● **Aim of the exercise**
Using the listing below, return every line that includes "Računovodstvo".

● **The input**

Start of Block

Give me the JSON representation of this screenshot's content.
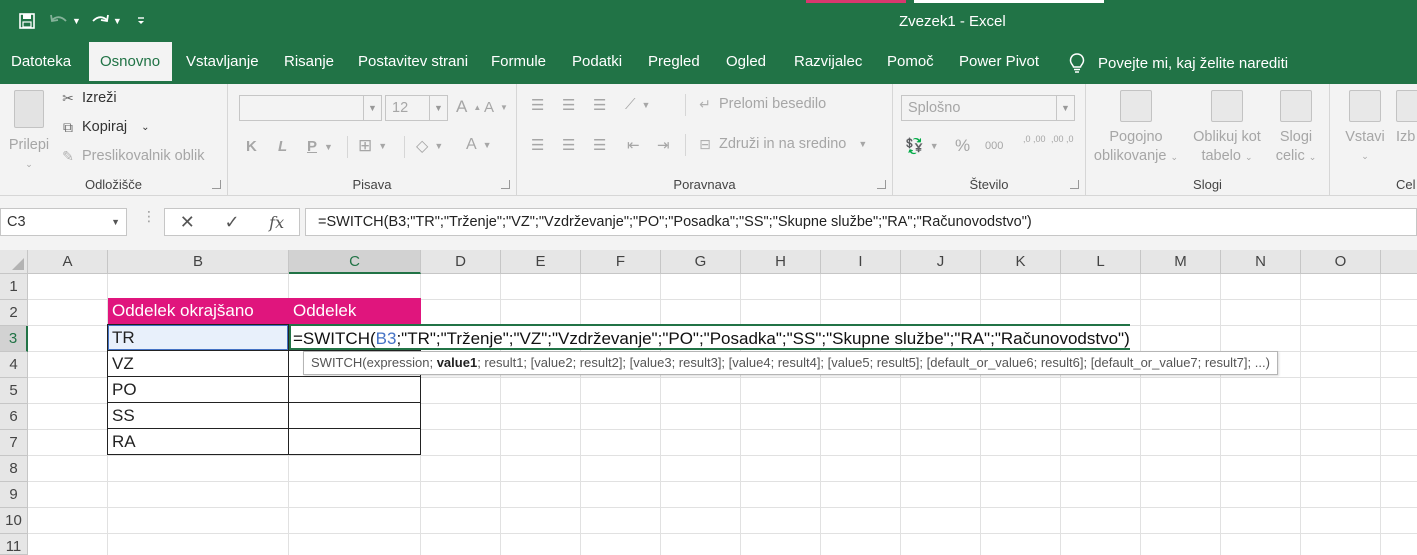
{
  "window": {
    "title": "Zvezek1  -  Excel",
    "title_bar_color": "#217346",
    "accent_pink": "#d9376e"
  },
  "qat": {
    "save_icon": "save-icon",
    "undo_icon": "undo-icon",
    "redo_icon": "redo-icon",
    "customize_icon": "customize-qat-icon"
  },
  "tabs": [
    {
      "label": "Datoteka"
    },
    {
      "label": "Osnovno"
    },
    {
      "label": "Vstavljanje"
    },
    {
      "label": "Risanje"
    },
    {
      "label": "Postavitev strani"
    },
    {
      "label": "Formule"
    },
    {
      "label": "Podatki"
    },
    {
      "label": "Pregled"
    },
    {
      "label": "Ogled"
    },
    {
      "label": "Razvijalec"
    },
    {
      "label": "Pomoč"
    },
    {
      "label": "Power Pivot"
    }
  ],
  "active_tab": "Osnovno",
  "tell_me": "Povejte mi, kaj želite narediti",
  "ribbon": {
    "clipboard": {
      "label": "Odložišče",
      "paste": "Prilepi",
      "cut": "Izreži",
      "copy": "Kopiraj",
      "format_painter": "Preslikovalnik oblik"
    },
    "font": {
      "label": "Pisava",
      "font_name": "",
      "font_size": "12",
      "bold": "K",
      "italic": "L",
      "underline": "P"
    },
    "alignment": {
      "label": "Poravnava",
      "wrap_text": "Prelomi besedilo",
      "merge_center": "Združi in na sredino"
    },
    "number": {
      "label": "Število",
      "format": "Splošno",
      "percent": "%",
      "thousands": "000",
      "inc_decimal": ",0 ,00",
      "dec_decimal": ",00 ,0"
    },
    "styles": {
      "label": "Slogi",
      "conditional_line1": "Pogojno",
      "conditional_line2": "oblikovanje",
      "format_table_line1": "Oblikuj kot",
      "format_table_line2": "tabelo",
      "cell_styles_line1": "Slogi",
      "cell_styles_line2": "celic"
    },
    "cells": {
      "label": "Cel",
      "insert": "Vstavi",
      "delete": "Izb"
    }
  },
  "formula_bar": {
    "name_box": "C3",
    "cancel_symbol": "✕",
    "enter_symbol": "✓",
    "fx_symbol": "fx",
    "formula": "=SWITCH(B3;\"TR\";\"Trženje\";\"VZ\";\"Vzdrževanje\";\"PO\";\"Posadka\";\"SS\";\"Skupne službe\";\"RA\";\"Računovodstvo\")"
  },
  "grid": {
    "columns": [
      "A",
      "B",
      "C",
      "D",
      "E",
      "F",
      "G",
      "H",
      "I",
      "J",
      "K",
      "L",
      "M",
      "N",
      "O"
    ],
    "rows": [
      "1",
      "2",
      "3",
      "4",
      "5",
      "6",
      "7",
      "8",
      "9",
      "10",
      "11"
    ],
    "selected_column": "C",
    "selected_row": "3",
    "header_fill": "#e0157d",
    "cells": {
      "B2": "Oddelek okrajšano",
      "C2": "Oddelek",
      "B3": "TR",
      "B4": "VZ",
      "B5": "PO",
      "B6": "SS",
      "B7": "RA"
    },
    "edit": {
      "prefix": "=SWITCH(",
      "ref": "B3",
      "suffix": ";\"TR\";\"Trženje\";\"VZ\";\"Vzdrževanje\";\"PO\";\"Posadka\";\"SS\";\"Skupne službe\";\"RA\";\"Računovodstvo\")",
      "ref_color": "#4472c4"
    },
    "tooltip": {
      "prefix": "SWITCH(expression; ",
      "bold": "value1",
      "suffix": "; result1; [value2; result2]; [value3; result3]; [value4; result4]; [value5; result5]; [default_or_value6; result6]; [default_or_value7; result7]; ...)"
    }
  }
}
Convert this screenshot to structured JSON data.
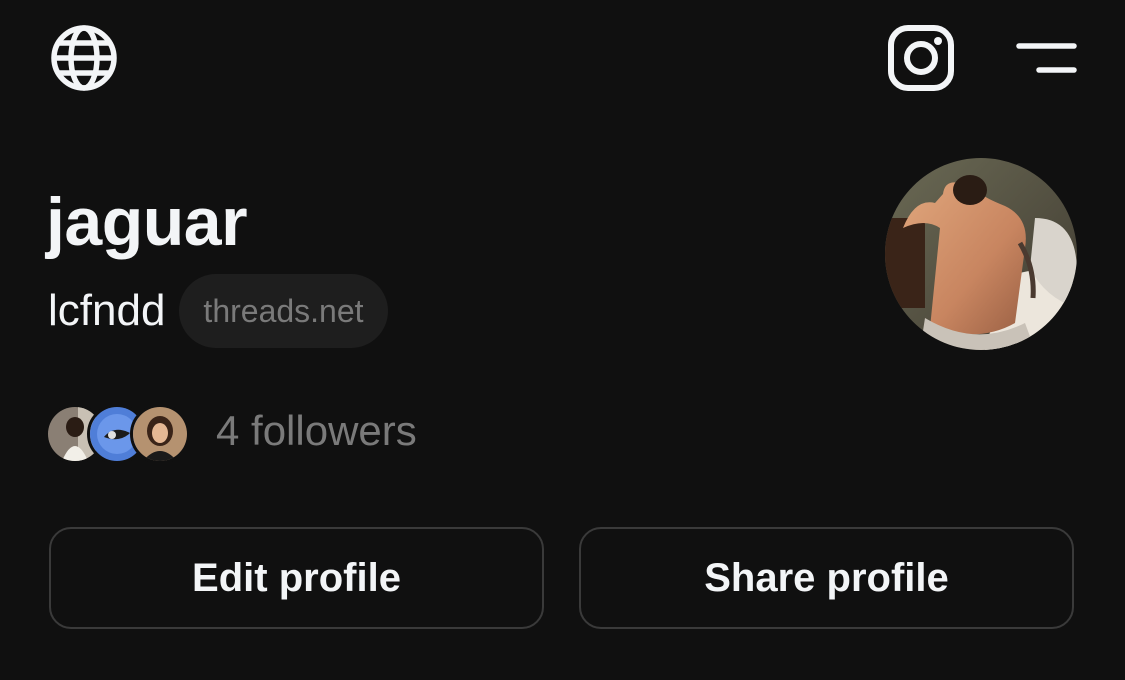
{
  "header": {
    "left_icon": "globe-icon",
    "right_icons": [
      "instagram-icon",
      "menu-icon"
    ]
  },
  "profile": {
    "display_name": "jaguar",
    "username": "lcfndd",
    "domain_badge": "threads.net",
    "avatar": "profile-photo"
  },
  "followers": {
    "avatars": [
      "follower-avatar-1",
      "follower-avatar-2",
      "follower-avatar-3"
    ],
    "label": "4 followers"
  },
  "actions": {
    "edit_label": "Edit profile",
    "share_label": "Share profile"
  },
  "colors": {
    "background": "#101010",
    "primary_text": "#f3f5f7",
    "secondary_text": "#7a7a7a",
    "pill_background": "#1e1e1e",
    "button_border": "#3a3a3a"
  }
}
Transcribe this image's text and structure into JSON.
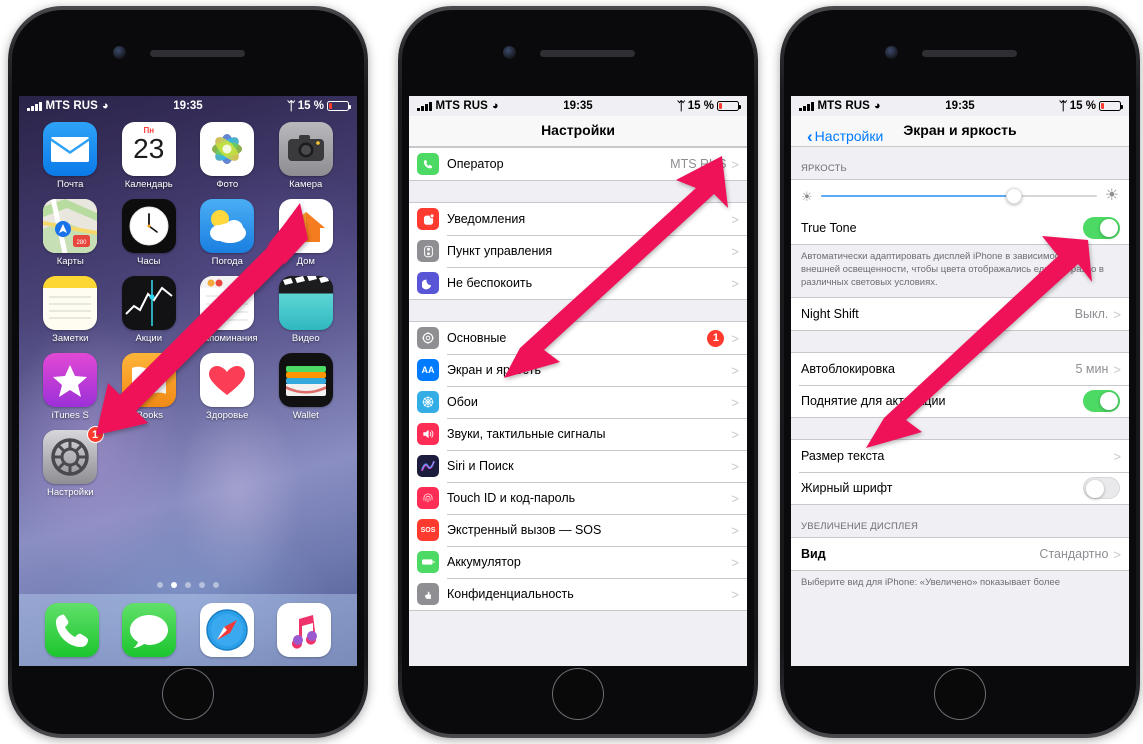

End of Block

● **Response area**
    "formula": "=SWITCH(B3;\"TR\";\"Trženje\";\"VZ\";\"Vzdrževanje\";\"PO\";\"Posadka\";\"SS\";\"Skupne službe\";\"RA\";\"Računovodstvo\")"
      "suffix": ";\"TR\";\"Trženje\";\"VZ\";\"Vzdrževanje\";\"PO\";\"Posadka\";\"SS\";\"Skupne službe\";\"RA\";\"Računovodstvo\")",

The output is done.